Taiji instructor Stanley Graham leads a Saturday morning group practice in a garden on Ridgewood Road in Jackson.
Photo by Greg Williamson
It is Saturday morning. The trees are swaying, and the ground is damp from a pre-dawn shower. Sunlight filters through the cloudy but clearing skies. In a garden courtyard, Stanley Graham is leading a small group in Taiji (T'ai Chi). They begin with silk-reeling exercises, a series of warm-up exercises that moves every major joint in the body in a circular fashion. I join them as they perform the motions slowly, evenly and mindfullythe same way the Chinese say silk must be pulled from a cocoon so as not to break the thread. Our breath flows naturally with the movements, and the movements themselves are rounded and symmetrical.

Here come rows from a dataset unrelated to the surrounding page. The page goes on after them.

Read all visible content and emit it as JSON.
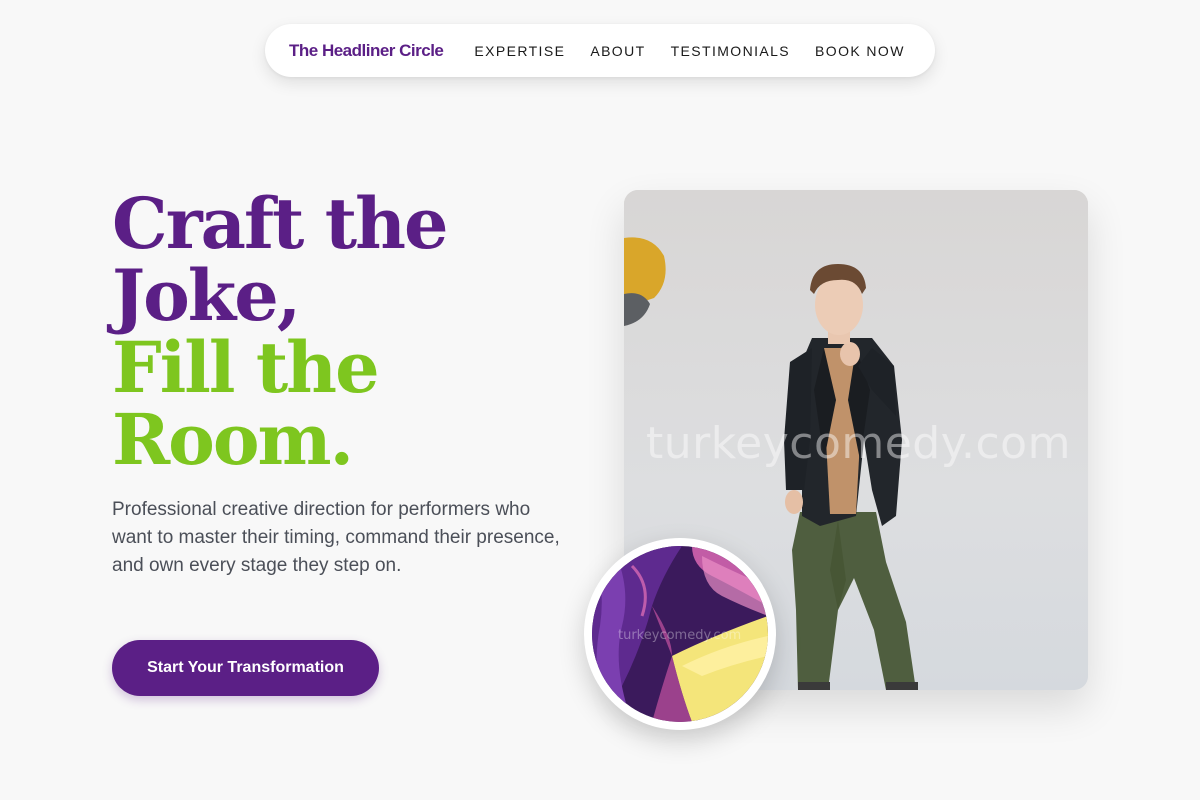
{
  "nav": {
    "brand": "The Headliner Circle",
    "links": [
      "EXPERTISE",
      "ABOUT",
      "TESTIMONIALS",
      "BOOK NOW"
    ]
  },
  "hero": {
    "headline_line1": "Craft the",
    "headline_line2": "Joke,",
    "headline_line3": "Fill the",
    "headline_line4": "Room.",
    "subtext": "Professional creative direction for performers who want to master their timing, command their presence, and own every stage they step on.",
    "cta_label": "Start Your Transformation"
  },
  "media": {
    "photo_watermark": "turkeycomedy.com",
    "circle_watermark": "turkeycomedy.com"
  },
  "colors": {
    "brand_purple": "#5b1f86",
    "accent_green": "#7ec61f",
    "background": "#f8f8f8"
  }
}
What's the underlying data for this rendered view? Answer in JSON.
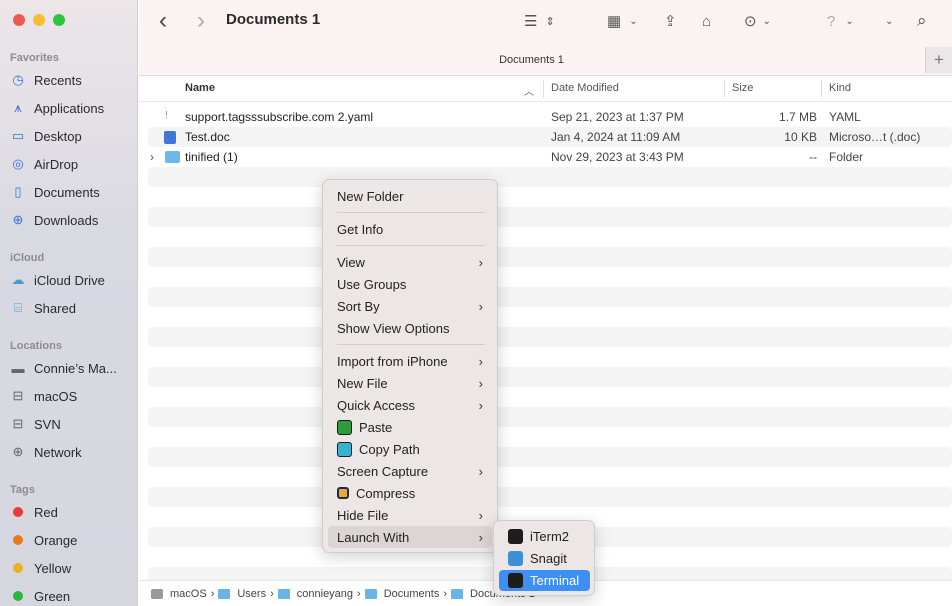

The silk-reeling exercises are punctuated with a closing movement: Our arms sweep up and out until our cupped hands nearly meet above our heads; then we draw our hands down in front of us and into our diaphragmsas if we were gathering energy from around us and pushing it into the core of our body, into what the Chinese call the dantian. Taiji is all about energy; becoming sensitive to how it flows, inside and outside of the body.
After we finish silk reeling, the group practices the Chen form, a fluid series of 48 moving forms or postures. It is graceful and slow, but there are punches and blocking motions, too, which resemble fighting. After Chen, the group practices the sword form, which is similar to Chen, but with a sword (or a stick or cane in this instance). Despite the martial elements in the movements, the feeling created with the mindful and measured movements is one of serenity and peace.
Graham says Taiji was once a secret weapon, a way for family clans to defend themselves from marauders. Members of the family clans kept knowledge of Taiji within the village and only taught to other clan members. Modern forms of Taiji originate from Chen Wanting (1600–1680 C.E.) who first taught simplified techniques to outsiders, namely the guards of the Chinese Emperor. Today Taiji encompasses a variety of techniques including the choreographed forms that look like martial arts in slow motion, silk-reeling exercises and standing meditation.
"It's all meditation," Graham says.
Taiji is an internal martial art, a way of developing internal force more than external force. Practicing Taiji improves balance, control, agility, energy and coordination. Many people, including Graham, practice Taiji for the health benefits.
"I was in really bad health before I started," Graham says. "I was pretty depressed. I was sleeping 12 hours a day and was walking with a cane, not really able to do much of anything.
Within three or four months (of practicing Taiji), I needed much less sleep. I wasn't depressed anymore. I had major increases in my mental acuity. Physically, in about a year I was able to walk without a cane."
Graham, 60, teaches the Chen and the Yang styles of Taiji. He has been teaching for nine years and practicing for 16. He offers classes through the Community Enrichment Series at Millsaps College and soon will offer classes at Butterfly Yoga. He also will teach in people's homes. It is an ideal practice for anyone who needs a low-impact form of exercise.
"I've had three students with rheumatoid arthritis," Graham says, "and they have all experienced gains."
TAIJI : Quick Facts
• Taiji originates from China.
• There are many styles of Taiji, but five styles dominate: Chen, Hao, Sun, Wu and Yang
• Taiji was once a secret form of self-defense taught only within clans.
• The Chen style was the first form of Taiji made public when it was taught to the imperial guards of the Chinese Emperor in the 1600s.
• Taiji may be a martial art, but it is a perfect low impact form of exercise for people suffering from stress, arthritis or who need to improve their coordination, balance, energy level, concentration and range of motion.